In addition to anti-coronavirus precautions at polling locations, COVID-19 has prompted other changes to in-person early voting in this year’s primary. Hoosiers wishing to vote in person before June 2 have less time to do that compared to previous years. Indiana voters have five or six days to cast in-person early ballots, depending on which county they’re in.
“Typically, voters have approximately 28 days of in-person early voting, so that is a substantial change,” Hollis said.
Many counties also have fewer polling locations available for early voting this year. Many of the polling sites have different hours and days of operation in different counties.
Marion County has three voting locations open for early voting. Those are located at the Marion County Clerk’s office inside the City-County Building in downtown Indianapolis, at the former Broad Ripple High School building, and at Beech Grove High School.
Marion County voters will likely notice biggest change on the day of the primary, June 2.

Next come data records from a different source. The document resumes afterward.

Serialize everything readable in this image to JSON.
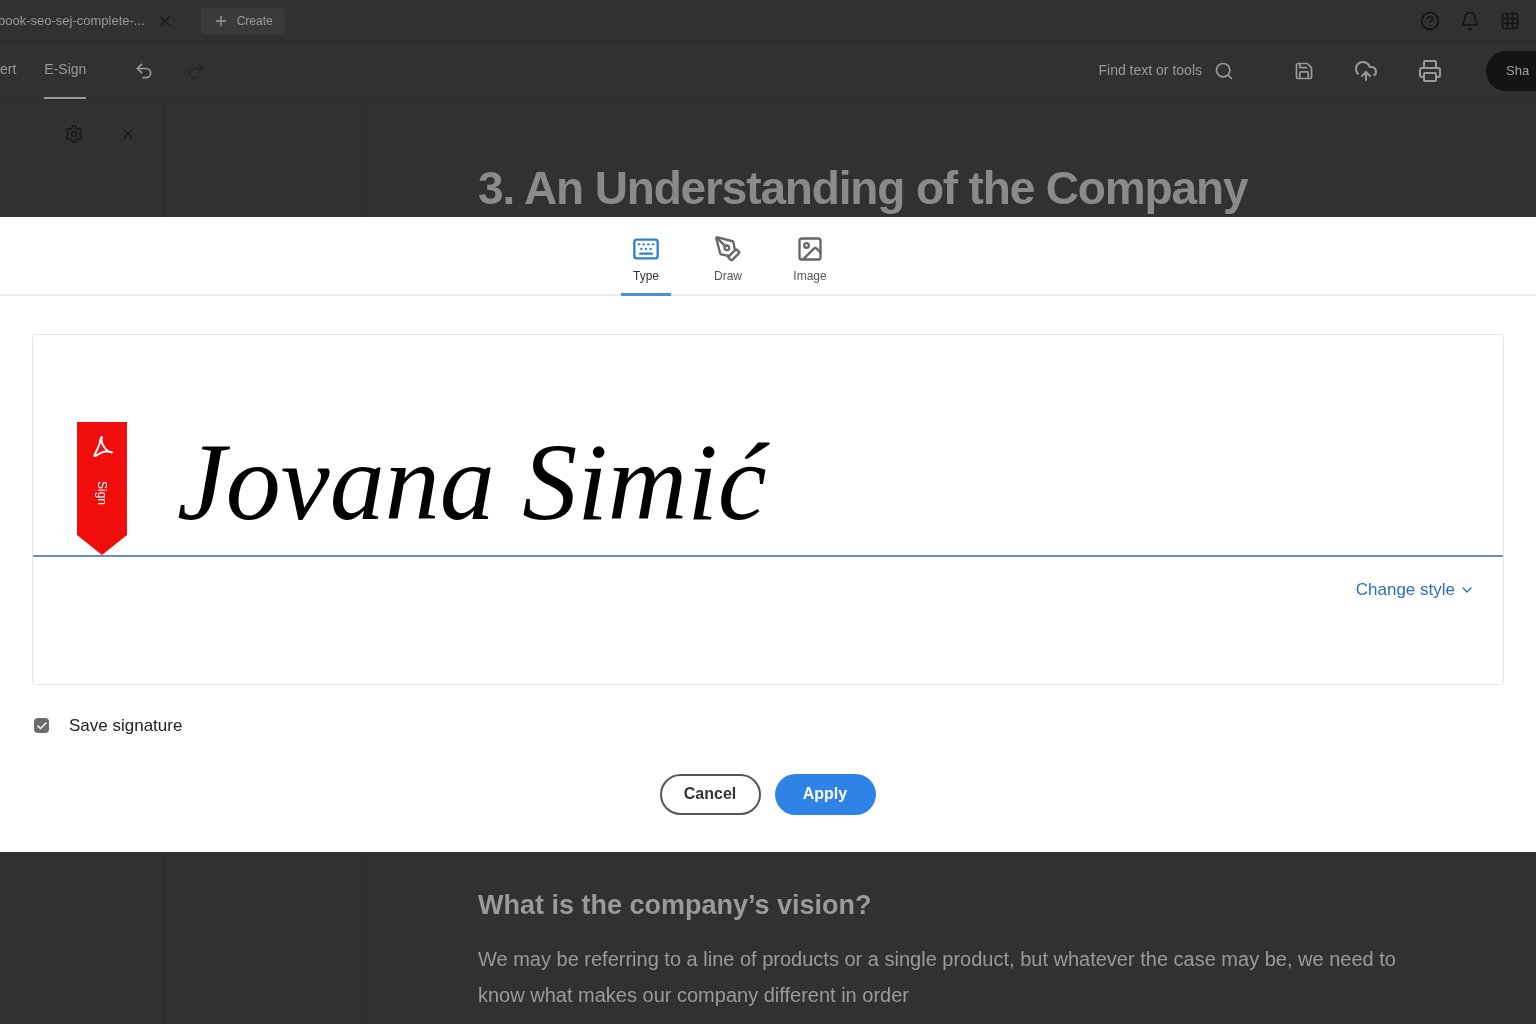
{
  "browser_tab": {
    "title": "book-seo-sej-complete-...",
    "create": "Create"
  },
  "toolbar": {
    "tabs": [
      {
        "label": "ert",
        "selected": false
      },
      {
        "label": "E-Sign",
        "selected": true
      }
    ],
    "search": {
      "placeholder": "Find text or tools"
    },
    "share": "Sha"
  },
  "document": {
    "heading": "3. An Understanding of the Company",
    "subheading": "What is the company’s vision?",
    "paragraph": "We may be referring to a line of products or a single product, but whatever the case may be, we need to know what makes our company different in order"
  },
  "dialog": {
    "modes": [
      {
        "label": "Type",
        "kind": "type",
        "selected": true
      },
      {
        "label": "Draw",
        "kind": "draw",
        "selected": false
      },
      {
        "label": "Image",
        "kind": "image",
        "selected": false
      }
    ],
    "signature": "Jovana Simić",
    "sign_badge": "Sign",
    "change_style": "Change style",
    "save_signature": {
      "label": "Save signature",
      "checked": true
    },
    "buttons": [
      {
        "label": "Cancel",
        "kind": "secondary"
      },
      {
        "label": "Apply",
        "kind": "primary"
      }
    ]
  }
}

“On election day this year, there will only be 22 voting locations,” Hollis said. “In the past, there were over 200.”
Hollis said it has been difficult to recruit poll workers this year, which is another affect of the coronavirus pandemic.
Hollis expects many Hoosiers to vote my mail for this year’s primary since the state relaxed requirements for Hoosiers to request an absentee ballot. The deadline to request a mail-in ballot expired on May 21.
Bill Moreau, President of the non-partisan Indiana Citizen Education Foundation, said he was encouraged by the way this year’s primary election is being handled by the Indiana Election Commission. The group strongly supported allowing Hoosiers to request absentee ballots without being required to provide a reason for the request.
“We have reviewed the IEC’s guidelines for in-person voting,” Moreau said in a statement. “They appear to be very comprehensive and helpful.”
“The good news is that when you combine the record level of absentee voting with the availability of early, in-person voting, the number of voters showing up on June 2nd should be pretty low, thereby lowering the chance of crowds that would compromise social distancing,” Moreau said.
Moreau’s advice to in-person voters was to “budget plenty of time to vote, be patient and wear a mask.”